During the 1930s, Dr. A.S. Pearse and colleagues from Duke University were attracted to Pivers Island and its surrounding abundance of marine life for their summer field studies. The island afforded an excellent location for a field station and through the subsequent efforts of Dr. Pearse and others, the land was acquired for the Duke University Marine Laboratory. By 1938 the first buildings were erected. Originally, the laboratory served only as a summer training and research facility.
Today, the Marine Laboratory operates year-round to provide educational, training, and research opportunities to about 3,500 persons annually, including undergraduate, graduate and professional students enrolled in the university's academic programs; visiting student groups who use the laboratory's facilities; and scientists who come from North America and abroad to conduct their own research. A seminar/lecture series features many distinguished scientific speakers from across the nation and abroad.
The resident faculty represent the disciplines of oceanography, marine biology, marine biomedicine, marine biotechnology, and coastal marine policy and management.

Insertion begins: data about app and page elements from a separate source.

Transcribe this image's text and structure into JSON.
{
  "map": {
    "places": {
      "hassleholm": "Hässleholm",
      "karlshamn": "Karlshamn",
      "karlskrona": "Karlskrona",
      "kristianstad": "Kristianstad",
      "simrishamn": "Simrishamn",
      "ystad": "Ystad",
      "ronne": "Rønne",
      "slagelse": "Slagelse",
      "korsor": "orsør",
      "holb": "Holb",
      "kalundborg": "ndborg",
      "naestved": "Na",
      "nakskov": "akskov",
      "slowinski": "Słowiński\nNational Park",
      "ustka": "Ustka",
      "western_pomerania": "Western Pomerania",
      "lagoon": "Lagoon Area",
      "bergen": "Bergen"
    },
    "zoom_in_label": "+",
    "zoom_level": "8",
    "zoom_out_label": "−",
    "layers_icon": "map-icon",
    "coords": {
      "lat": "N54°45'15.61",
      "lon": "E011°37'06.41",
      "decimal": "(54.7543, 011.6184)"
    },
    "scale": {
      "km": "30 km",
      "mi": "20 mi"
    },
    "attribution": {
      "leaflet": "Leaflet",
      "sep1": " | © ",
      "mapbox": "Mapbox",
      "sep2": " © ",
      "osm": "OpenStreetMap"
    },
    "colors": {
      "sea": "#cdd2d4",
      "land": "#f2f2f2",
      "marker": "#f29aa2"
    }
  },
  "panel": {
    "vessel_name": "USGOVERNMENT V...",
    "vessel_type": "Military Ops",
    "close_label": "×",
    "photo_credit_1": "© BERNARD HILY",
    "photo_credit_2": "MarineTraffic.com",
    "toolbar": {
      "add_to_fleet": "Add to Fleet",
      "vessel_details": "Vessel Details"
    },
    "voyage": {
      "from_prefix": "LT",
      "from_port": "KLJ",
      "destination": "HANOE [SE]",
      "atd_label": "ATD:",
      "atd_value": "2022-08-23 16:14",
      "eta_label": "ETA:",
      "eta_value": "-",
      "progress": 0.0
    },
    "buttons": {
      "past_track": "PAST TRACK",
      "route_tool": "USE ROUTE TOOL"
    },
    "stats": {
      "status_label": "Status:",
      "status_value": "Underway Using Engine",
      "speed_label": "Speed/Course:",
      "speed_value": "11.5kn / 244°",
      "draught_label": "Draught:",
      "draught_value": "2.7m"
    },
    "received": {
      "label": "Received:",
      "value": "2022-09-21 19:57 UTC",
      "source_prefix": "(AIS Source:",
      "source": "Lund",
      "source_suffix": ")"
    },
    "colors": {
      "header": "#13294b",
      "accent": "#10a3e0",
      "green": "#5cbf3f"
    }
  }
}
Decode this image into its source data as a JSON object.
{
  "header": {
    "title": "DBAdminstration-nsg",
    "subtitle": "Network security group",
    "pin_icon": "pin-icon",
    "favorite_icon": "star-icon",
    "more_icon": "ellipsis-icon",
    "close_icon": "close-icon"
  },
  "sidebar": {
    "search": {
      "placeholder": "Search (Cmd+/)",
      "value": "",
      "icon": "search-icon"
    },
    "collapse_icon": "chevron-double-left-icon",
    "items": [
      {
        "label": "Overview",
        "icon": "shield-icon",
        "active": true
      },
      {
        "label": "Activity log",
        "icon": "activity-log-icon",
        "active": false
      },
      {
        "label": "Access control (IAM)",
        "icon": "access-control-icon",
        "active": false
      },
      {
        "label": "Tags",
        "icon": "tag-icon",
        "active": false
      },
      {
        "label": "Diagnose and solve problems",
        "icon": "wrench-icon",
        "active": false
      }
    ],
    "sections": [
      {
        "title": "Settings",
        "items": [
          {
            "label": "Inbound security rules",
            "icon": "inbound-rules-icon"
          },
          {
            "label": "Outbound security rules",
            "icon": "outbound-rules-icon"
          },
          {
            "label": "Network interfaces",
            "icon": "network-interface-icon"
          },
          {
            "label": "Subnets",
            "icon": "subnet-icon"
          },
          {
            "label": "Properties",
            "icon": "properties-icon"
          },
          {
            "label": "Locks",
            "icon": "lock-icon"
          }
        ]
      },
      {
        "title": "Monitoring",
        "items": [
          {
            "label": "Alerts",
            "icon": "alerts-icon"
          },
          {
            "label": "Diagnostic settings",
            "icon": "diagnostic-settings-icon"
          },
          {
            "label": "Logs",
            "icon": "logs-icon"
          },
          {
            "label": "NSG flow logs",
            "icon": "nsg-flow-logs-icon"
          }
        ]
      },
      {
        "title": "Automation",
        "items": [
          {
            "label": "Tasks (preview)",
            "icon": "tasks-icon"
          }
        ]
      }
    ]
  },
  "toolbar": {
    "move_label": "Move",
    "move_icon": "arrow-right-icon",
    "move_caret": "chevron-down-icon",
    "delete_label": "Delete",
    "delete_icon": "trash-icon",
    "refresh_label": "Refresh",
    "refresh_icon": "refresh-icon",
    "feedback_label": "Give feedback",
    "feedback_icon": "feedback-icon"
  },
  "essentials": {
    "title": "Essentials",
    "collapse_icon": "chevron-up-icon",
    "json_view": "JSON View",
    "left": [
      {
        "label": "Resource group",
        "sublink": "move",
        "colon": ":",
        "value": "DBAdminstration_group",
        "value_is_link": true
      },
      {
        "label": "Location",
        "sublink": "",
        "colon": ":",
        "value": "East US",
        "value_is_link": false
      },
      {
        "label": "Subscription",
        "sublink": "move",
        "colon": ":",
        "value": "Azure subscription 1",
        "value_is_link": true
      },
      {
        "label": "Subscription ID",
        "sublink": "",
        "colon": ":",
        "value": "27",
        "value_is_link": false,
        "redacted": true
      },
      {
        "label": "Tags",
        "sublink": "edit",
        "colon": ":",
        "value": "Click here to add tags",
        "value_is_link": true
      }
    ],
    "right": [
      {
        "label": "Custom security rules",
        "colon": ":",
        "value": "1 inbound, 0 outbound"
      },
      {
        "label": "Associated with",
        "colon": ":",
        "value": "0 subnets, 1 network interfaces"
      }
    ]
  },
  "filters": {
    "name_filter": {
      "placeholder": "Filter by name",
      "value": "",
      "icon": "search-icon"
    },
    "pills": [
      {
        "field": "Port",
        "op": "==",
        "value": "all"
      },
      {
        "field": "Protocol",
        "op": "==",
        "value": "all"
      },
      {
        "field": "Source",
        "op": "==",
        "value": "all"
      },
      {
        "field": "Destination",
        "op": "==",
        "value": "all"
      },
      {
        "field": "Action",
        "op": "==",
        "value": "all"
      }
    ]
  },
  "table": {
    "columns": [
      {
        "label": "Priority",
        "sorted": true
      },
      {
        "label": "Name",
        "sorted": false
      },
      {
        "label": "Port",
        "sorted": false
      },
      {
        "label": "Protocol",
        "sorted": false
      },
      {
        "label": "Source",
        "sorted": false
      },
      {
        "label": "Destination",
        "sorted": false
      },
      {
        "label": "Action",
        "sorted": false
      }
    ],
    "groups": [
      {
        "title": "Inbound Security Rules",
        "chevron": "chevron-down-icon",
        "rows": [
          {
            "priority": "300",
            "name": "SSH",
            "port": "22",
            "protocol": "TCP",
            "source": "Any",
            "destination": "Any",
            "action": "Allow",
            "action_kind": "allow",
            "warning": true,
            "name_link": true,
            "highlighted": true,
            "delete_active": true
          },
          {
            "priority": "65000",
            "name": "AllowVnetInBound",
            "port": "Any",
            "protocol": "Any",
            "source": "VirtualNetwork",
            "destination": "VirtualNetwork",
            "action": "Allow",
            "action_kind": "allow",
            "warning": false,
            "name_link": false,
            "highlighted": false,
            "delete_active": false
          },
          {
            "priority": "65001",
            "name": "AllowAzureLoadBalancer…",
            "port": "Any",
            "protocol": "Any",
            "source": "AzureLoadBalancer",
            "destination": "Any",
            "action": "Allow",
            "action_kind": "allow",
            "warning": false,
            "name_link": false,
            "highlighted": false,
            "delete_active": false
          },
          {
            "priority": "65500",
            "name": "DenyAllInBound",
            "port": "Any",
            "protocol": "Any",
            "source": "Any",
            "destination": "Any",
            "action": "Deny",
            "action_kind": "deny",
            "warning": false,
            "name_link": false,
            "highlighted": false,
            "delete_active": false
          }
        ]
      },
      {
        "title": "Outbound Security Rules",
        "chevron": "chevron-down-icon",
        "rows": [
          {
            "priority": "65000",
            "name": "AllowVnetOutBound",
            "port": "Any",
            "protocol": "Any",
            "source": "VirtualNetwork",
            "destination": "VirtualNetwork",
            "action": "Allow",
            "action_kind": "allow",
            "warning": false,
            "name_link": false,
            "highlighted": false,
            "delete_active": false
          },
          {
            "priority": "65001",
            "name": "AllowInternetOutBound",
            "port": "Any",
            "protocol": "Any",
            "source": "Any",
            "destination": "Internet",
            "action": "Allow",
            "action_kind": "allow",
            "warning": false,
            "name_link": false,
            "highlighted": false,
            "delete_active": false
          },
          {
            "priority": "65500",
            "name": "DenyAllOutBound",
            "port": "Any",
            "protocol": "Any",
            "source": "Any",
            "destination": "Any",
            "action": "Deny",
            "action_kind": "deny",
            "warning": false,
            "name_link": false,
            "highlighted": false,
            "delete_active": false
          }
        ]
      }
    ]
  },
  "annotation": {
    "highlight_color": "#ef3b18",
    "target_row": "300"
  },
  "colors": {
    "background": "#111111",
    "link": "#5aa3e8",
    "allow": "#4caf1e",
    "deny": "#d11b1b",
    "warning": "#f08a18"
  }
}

The Marine Laboratory is a member of the National Association of Marine Laboratories (NAML), a nonprofit organization of over 90 members providing a variety of academic, research, and public service programs. These laboratories are unique "windows on the sea," providing information on the rich environmental mosaic of coastal habitats where land meets sea. Their "sense of place" encourages wise local land management and protection of our precious natural resources.